Every day, Thomson Reuters touches millions of automobile aficionados around the world, including people who design vehicles, regulate their safety, invest in automakers, provide tax advice to them, sue and defend manufacturers and suppliers, and, in the case of the 2015 Frankfurt Auto Show which is currently underway, marvel at the sleek lines, speed and agility of the concept cars that offer unique and wonderful views of a future of which we all want to be a part. In the next few days were running a series of blog posts that will provide glimpses into the professional lives of our customers touching the auto industry, through proprietary data, insights and expert analysis that only Thomson Reuters can deliver.

Emissions have been one of the hot topics this week at the Frankfurt Auto Show, right alongside the newest concept cars. Volkswagen AG’s disclosure that it provided inaccurate data to the EPA and other regulators on its diesel engine emissions has moved the markets and made news. The world’s largest automaker ordered its US dealers to immediately halt sales of diesel-powered cars and Martin Winterkorn resigned as CEO.

But the emissions footprint of automakers extends beyond the tailpipes of its cars. Automobile manufacturing itself is a carbon intensive industry, both through its use of materials like steel and aluminum, and the consumer use of its vehicles which are largely fueled by fossil fuels. It’s hard to imagine, but the world currently has 1.2 billion vehicles, and that will grow to 2.0 billion in 2035 according to one forecast. (more…)

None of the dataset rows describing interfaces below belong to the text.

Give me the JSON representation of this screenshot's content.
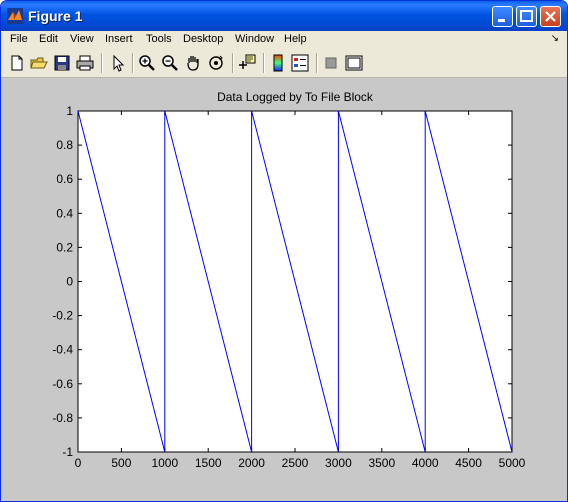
{
  "window": {
    "title": "Figure 1"
  },
  "menu": {
    "items": [
      "File",
      "Edit",
      "View",
      "Insert",
      "Tools",
      "Desktop",
      "Window",
      "Help"
    ],
    "dock_arrow": "↘"
  },
  "toolbar": {
    "icons": [
      "new-figure-icon",
      "open-file-icon",
      "save-icon",
      "print-icon",
      "pointer-icon",
      "zoom-in-icon",
      "zoom-out-icon",
      "pan-hand-icon",
      "rotate-3d-icon",
      "data-cursor-icon",
      "colorbar-icon",
      "legend-icon",
      "hide-plot-tools-icon",
      "show-plot-tools-icon"
    ]
  },
  "colors": {
    "line": "#0000ff",
    "axes_bg": "#ffffff",
    "figure_bg": "#c8c8c8",
    "titlebar": "#0054e3"
  },
  "chart_data": {
    "type": "line",
    "title": "Data Logged by To File Block",
    "xlabel": "",
    "ylabel": "",
    "xlim": [
      0,
      5000
    ],
    "ylim": [
      -1,
      1
    ],
    "xticks": [
      0,
      500,
      1000,
      1500,
      2000,
      2500,
      3000,
      3500,
      4000,
      4500,
      5000
    ],
    "yticks": [
      -1,
      -0.8,
      -0.6,
      -0.4,
      -0.2,
      0,
      0.2,
      0.4,
      0.6,
      0.8,
      1
    ],
    "ytick_labels": [
      "-1",
      "-0.8",
      "-0.6",
      "-0.4",
      "-0.2",
      "0",
      "0.2",
      "0.4",
      "0.6",
      "0.8",
      "1"
    ],
    "grid": false,
    "series": [
      {
        "x": [
          0,
          1000,
          1000,
          2000,
          2000,
          3000,
          3000,
          4000,
          4000,
          5000
        ],
        "y": [
          1,
          -1,
          1,
          -1,
          1,
          -1,
          1,
          -1,
          1,
          -1
        ]
      }
    ]
  }
}
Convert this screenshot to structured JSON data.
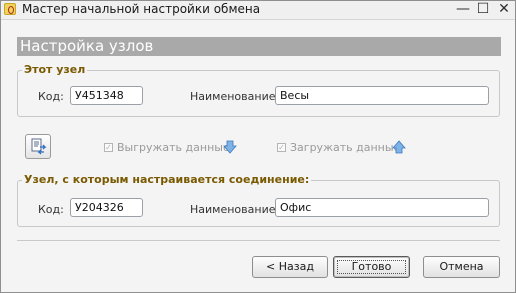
{
  "window": {
    "title": "Мастер начальной настройки обмена",
    "buttons": {
      "minimize": "—",
      "maximize": "☐",
      "close": "✕"
    }
  },
  "banner": {
    "title": "Настройка узлов"
  },
  "this_node": {
    "legend": "Этот узел",
    "code_label": "Код:",
    "code_value": "У451348",
    "name_label": "Наименование:",
    "name_value": "Весы"
  },
  "exchange": {
    "export_label": "Выгружать данные",
    "export_checked": true,
    "import_label": "Загружать данные",
    "import_checked": true,
    "export_icon": "arrow-down-icon",
    "import_icon": "arrow-up-icon",
    "settings_icon": "exchange-settings-icon"
  },
  "peer_node": {
    "legend": "Узел, с которым настраивается соединение:",
    "code_label": "Код:",
    "code_value": "У204326",
    "name_label": "Наименование:",
    "name_value": "Офис"
  },
  "footer": {
    "back_label": "< Назад",
    "done_label": "Готово",
    "cancel_label": "Отмена"
  },
  "colors": {
    "legend": "#7a5a00",
    "banner": "#a9a9a9",
    "arrow": "#5b9bd5"
  }
}
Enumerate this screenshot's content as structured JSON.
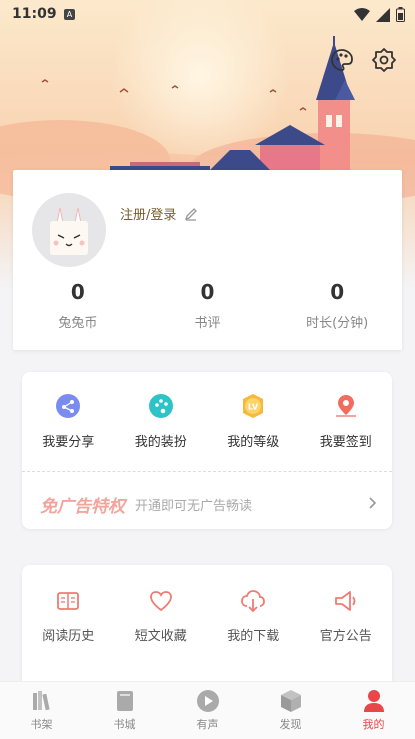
{
  "status_bar": {
    "time": "11:09",
    "notif_badge": "A"
  },
  "header": {
    "palette_icon": "palette-icon",
    "settings_icon": "gear-icon"
  },
  "profile": {
    "login_text": "注册/登录",
    "stats": [
      {
        "value": "0",
        "label": "兔兔币"
      },
      {
        "value": "0",
        "label": "书评"
      },
      {
        "value": "0",
        "label": "时长(分钟)"
      }
    ]
  },
  "features": {
    "items": [
      {
        "label": "我要分享",
        "icon": "share-icon"
      },
      {
        "label": "我的装扮",
        "icon": "palette-icon"
      },
      {
        "label": "我的等级",
        "icon": "level-badge-icon",
        "badge_text": "LV"
      },
      {
        "label": "我要签到",
        "icon": "map-pin-icon"
      }
    ],
    "ad_title": "免广告特权",
    "ad_subtitle": "开通即可无广告畅读"
  },
  "history": {
    "items": [
      {
        "label": "阅读历史",
        "icon": "book-open-icon"
      },
      {
        "label": "短文收藏",
        "icon": "heart-icon"
      },
      {
        "label": "我的下载",
        "icon": "cloud-download-icon"
      },
      {
        "label": "官方公告",
        "icon": "megaphone-icon"
      }
    ]
  },
  "tabs": [
    {
      "label": "书架",
      "icon": "bookshelf-icon",
      "active": false
    },
    {
      "label": "书城",
      "icon": "book-icon",
      "active": false
    },
    {
      "label": "有声",
      "icon": "play-icon",
      "active": false
    },
    {
      "label": "发现",
      "icon": "cube-icon",
      "active": false
    },
    {
      "label": "我的",
      "icon": "user-icon",
      "active": true
    }
  ],
  "colors": {
    "accent": "#e8474a",
    "sky_top": "#fbe6c8",
    "ad_title": "#f3a49d",
    "icon_pink": "#ef7b73"
  }
}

‘Employer considerations after the Supreme Court’s same-sex marriage ruling,’ by Anne R. Yuengert, Esq., and Anne Knox Averitt, Esq., Bradley Arant Boult Cummings LLP

 

 

For a one-minute audio intro to the commentary, click here.

WestlawNext users: Click here to read the full article on WestlawNext.

Anne R. Yuengert

Anne Knox Averitt

 

 

All of us will be passengers on the road to the future

IAA

Every day, Thomson Reuters touches millions of automobile aficionados around the world, including people who design vehicles, regulate their safety, invest in automakers, provide tax advice to them, sue and defend manufacturers and suppliers, and, in the case of the 2015 Frankfurt Auto Show which is currently underway, marvel at the sleek lines, speed and agility of the concept cars that offer unique and wonderful views of a future of which we all want to be a part. In the next few days were running a series of blog posts that will provide glimpses into the professional lives of our customers touching the auto industry, through proprietary data, insights and expert analysis that only Thomson Reuters can deliver.

Nothing captures the imagination of the public faster than a discussion on the car of the future. The driving public have been dreaming about flying cars for decades, and recently Toyota made headlines when a patent application suggesting they were working on one was published. Now in this case US20150246720 describes “an aerocar including a stackable wing and methods for morphing the stackable wing…atop the aerocar,” as opposed to a fully functional flying vehicle, so in reality we are probably many years away from a time when we can fly to work during our daily commute.

Cars that drive themselves were also a part of the automotive dreamscape that is until recent advances, most publicly by Google, demonstrate that the future of autonomous driving may be closer than previously thought. Experts claim the technology is still years away from being viable in all traffic conditions, but that has not stopped Google from conducting field tests, or Apple from apparently speaking with the State of California about autonomous driving regulations. Beyond these news reports, the automotive industry in general has filed a significant number of patents in the autonomous driving field, and Figure 1 shows the trend in autonomous driving patent published by the top six filers in the field over the last three years. (more…)